  1. Johannes Wienberg,
  2. Stefan Müller

Published Online: 15 JUL 2008

DOI: 10.1002/9780470015902.a0005798.pub2



How to Cite

Wienberg, J. and Müller, S. 2008. Chromosome Rearrangement Patterns in Mammalian Evolution. eLS. .

Author Information

  1. Ludwig-Maximilian University, Munich, Germany

Publication History

  1. Published Online: 15 JUL 2008


Closely related species often have the same or similar karyotypes. This has been demonstrated in classical genetics with salivary gland chromosomes of different Drosophila species, in which the sequence of rearrangements that occurred during evolution can often be traced. Recently, molecular cytogenetics has proved that this is also true for mammalian chromosomes. The inspection of chromosomal changes with molecular defined probes by fluorescence in situ hybridization (FISH) allows the interpretation of the single or multiple steps that changed genomes during evolution.

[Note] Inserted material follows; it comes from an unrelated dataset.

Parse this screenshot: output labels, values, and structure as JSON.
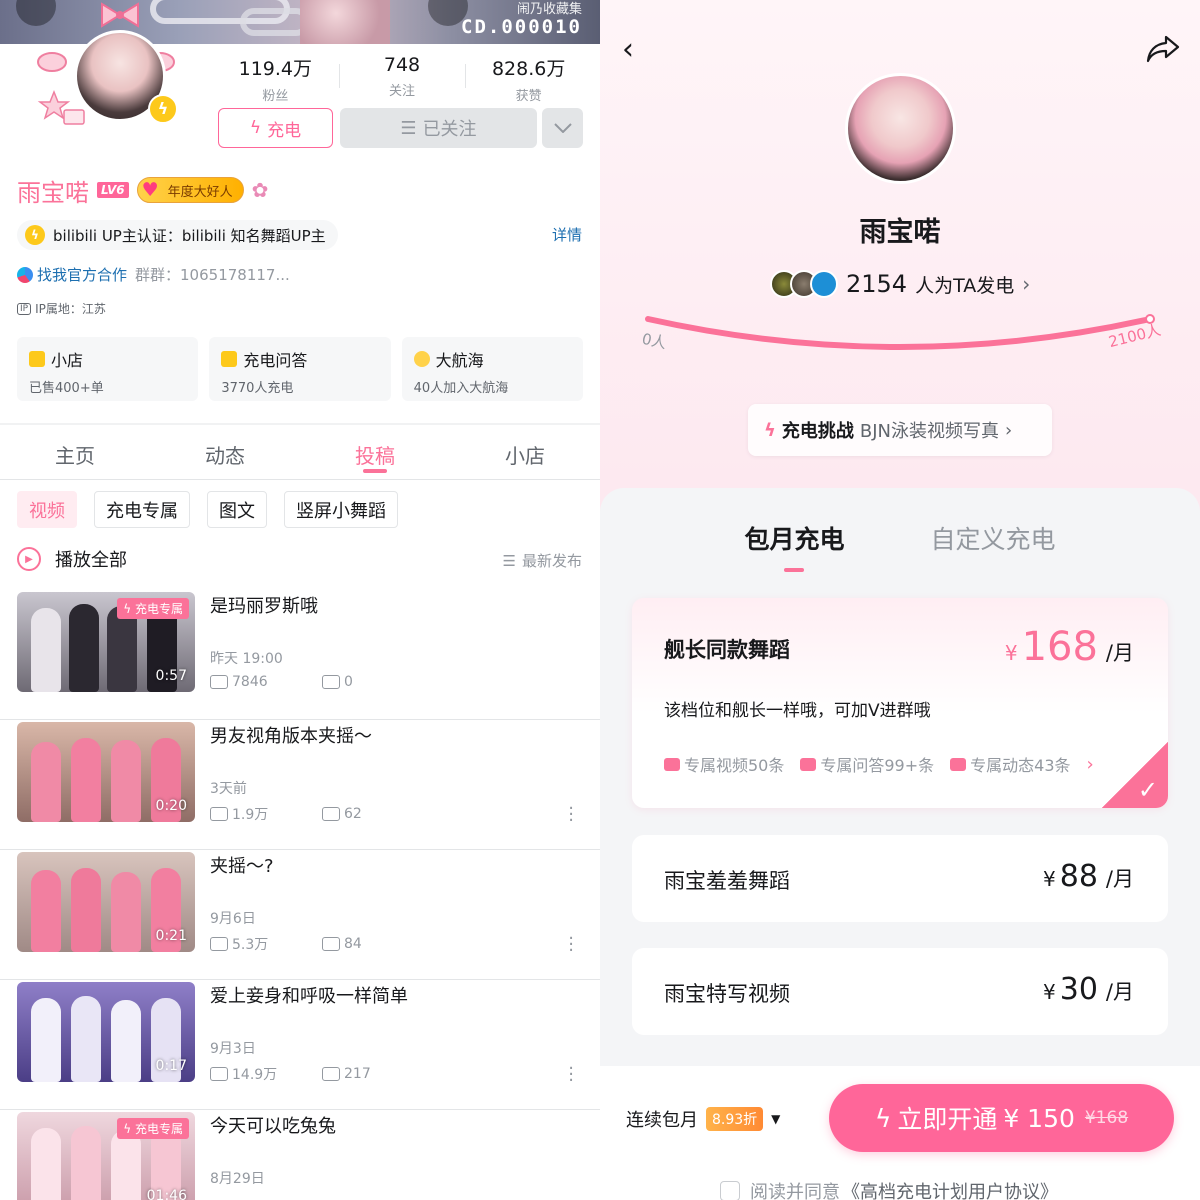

Comparative chromosome painting or ‘Zoo-FISH’ and related techniques are now considered as one of the most powerful approaches in comparative genome studies for the understanding of the mode and tempo of gross genomic changes in primates and other mammals. For many nodes in mammalian phylogeny landmark chromosome rearrangements have now been identified that would discriminate ancestral versus derived chromosome changes and help to elucidate species phylogenies.


  • comparative cytogenetics;
  • primate chromosomes;
  • mammalian chromosomes;
  • chromosomal homology;
  • phylogenetic analysis;
  • heterochromatin